A computer keyboard lights up in the dark as the screen displays a concert at The Bottleneck

Opinion columnist John Harris discusses the evolving medium of online concert experiences during quarantine.


The feeling of your first concert is unmistakable. As you pass security and enter the venue, you see hundreds of fans electrified at the reality that they will see their favorite artists perform for them. Whether you are a fan or not, the intense energy of the event draws you in and envelopes you. 

Fast-forward to the year 2020, and this is no longer the case. Concert halls and arenas are shuttered, leaving artists and fans alike stuck in an unfortunate situation. Instead of the traditional ritual, your first concert may be from the brightly lit screen of your smartphone. Musicians are using several inventive methods to bring the concert venue straight to your home. 

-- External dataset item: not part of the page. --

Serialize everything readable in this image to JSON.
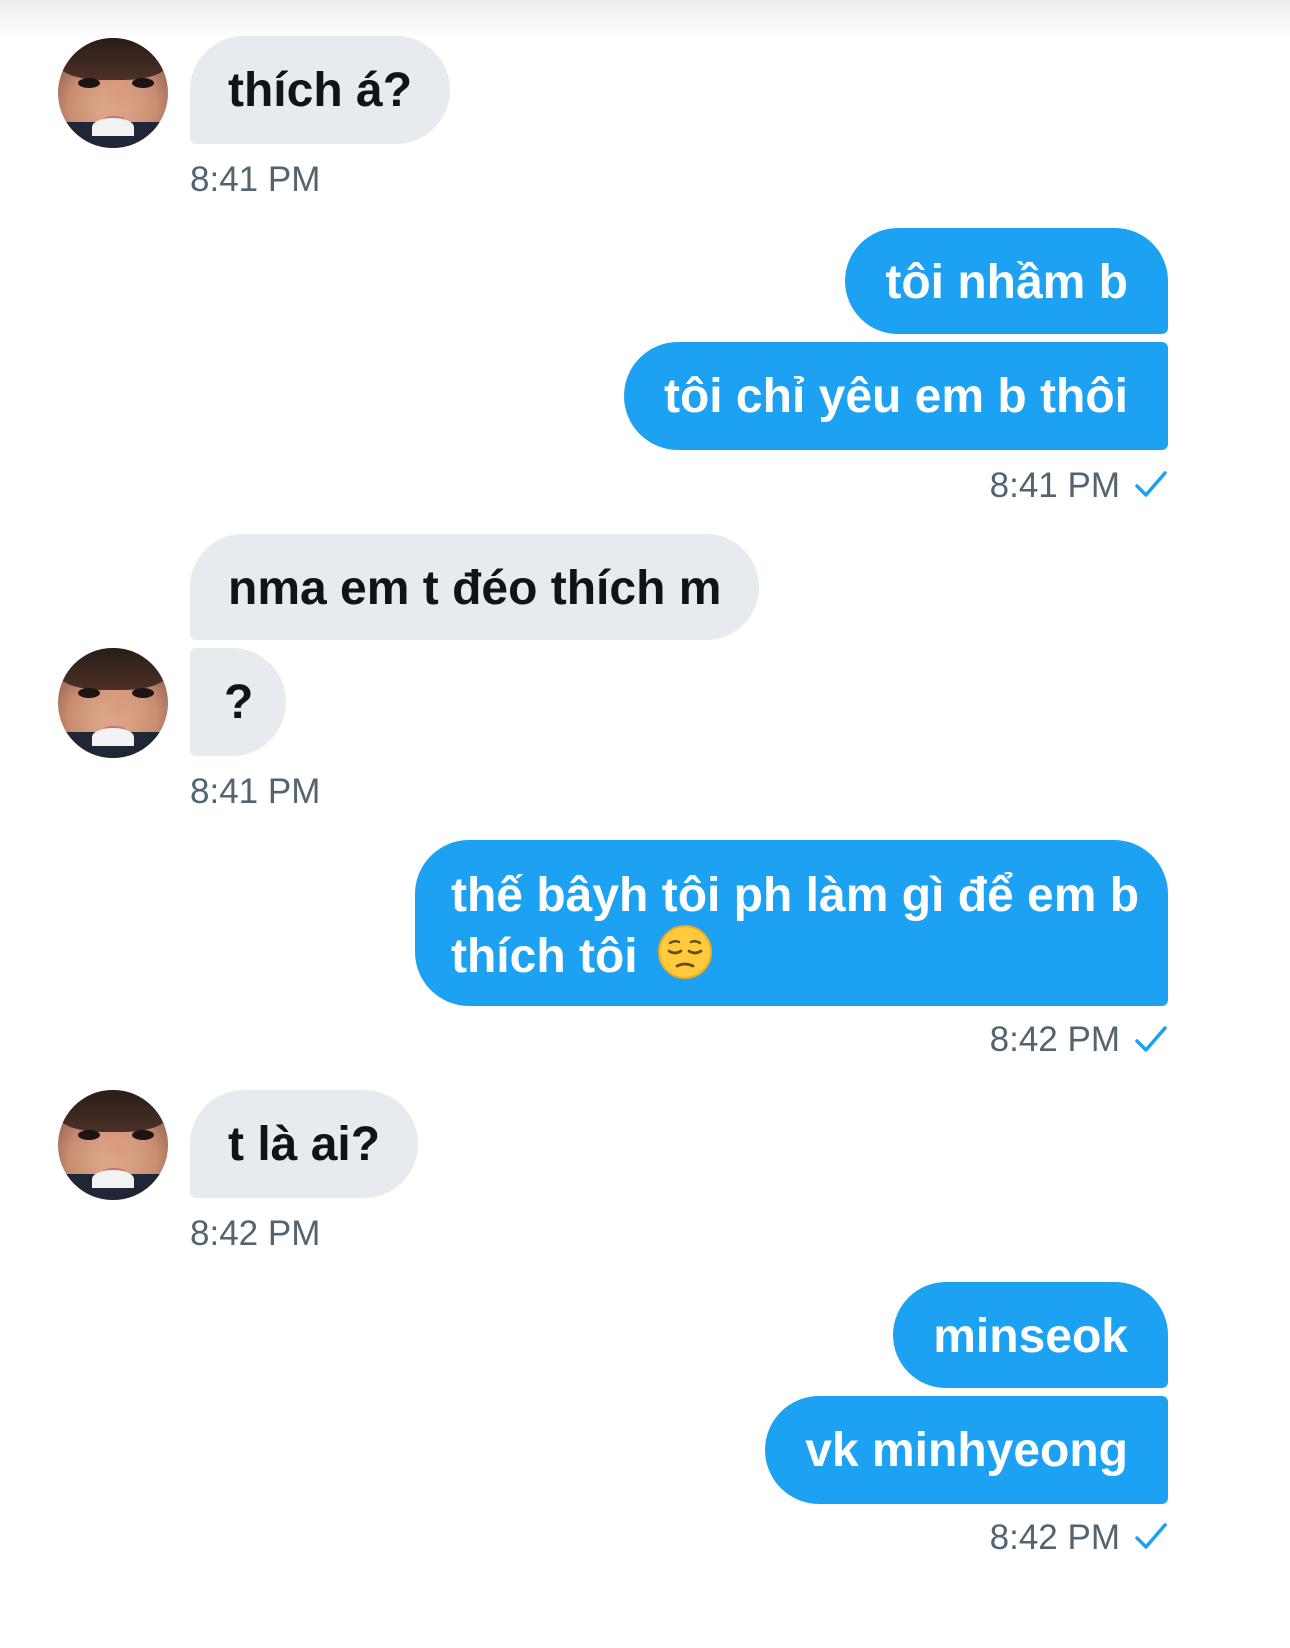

One of the premier examples of these live streams is the “One World: Together at Home” festival. Sponsored by the World Health Organization and poverty nonprofit Global Citizen, One World is a YouTube stream with many of the world's most prolific artists. You can tune in and catch musicians like Paul McCartney and Celine Dion performing in their own bedrooms. While they are no substitute for a live concert, live streams give a way for fans to see their favorite artists while both remain in the comfort of their own homes.

Social media streams, such as Instagram Live, tend to focus on entertainment in general rather than strictly performance. The most popular is the high energy Quarantine Radio hosted by rapper Tory Lanez. In addition to his live performance, Tory invites well known guests like Justin Bieber and Drake. He has also been known to bring in fans who wish to showcase their talents. This level of interaction makes social media useful in terms of artist to fan interaction.

Other inventive ways have been used to give a fan experience. Electronic duo 100 gecs hosted the Square Garden festival in the video game Minecraft. Charli XCX and Kero Kero Bonito joined them to create a virtual venue where players could share in an in-game mosh pit. Travis Scott had a similar idea in Fortnite, where he created an impressive visual experience in which every player’s avatar was involved.

This method of online concert is exceptionally captivating as fans not only interact with the artist, but also participate. 

A common factor with these online events is they often benefit charity. Artists don’t directly make money off their streams, but they encourage fans to donate to coronavirus relief funds. This is a generous act I hope becomes more typical in the future. Artists may opt to perform one leg of their tours on a virtual stage. This gives the opportunity for fans unable to reach a venue to attend a show. While it is not a money maker, artists can suggest a donation be made to whatever charitable organization they wish.

While there are many who enjoy and seek out live music, others may question the hype behind it. After all, you can listen to any song you want on the internet. Going to concerts is mainly about the experience. It’s the togetherness you feel when you and your friends are in close proximity to others who share the same passion. You also get to actually see the people behind the music you listen to on a daily basis. While stay-at-home orders may prevent this exact experience, we are clearly making the best of our situation.

John Harris is a sophomore from Shawnee studying political science. 

Edited by Connor Heaton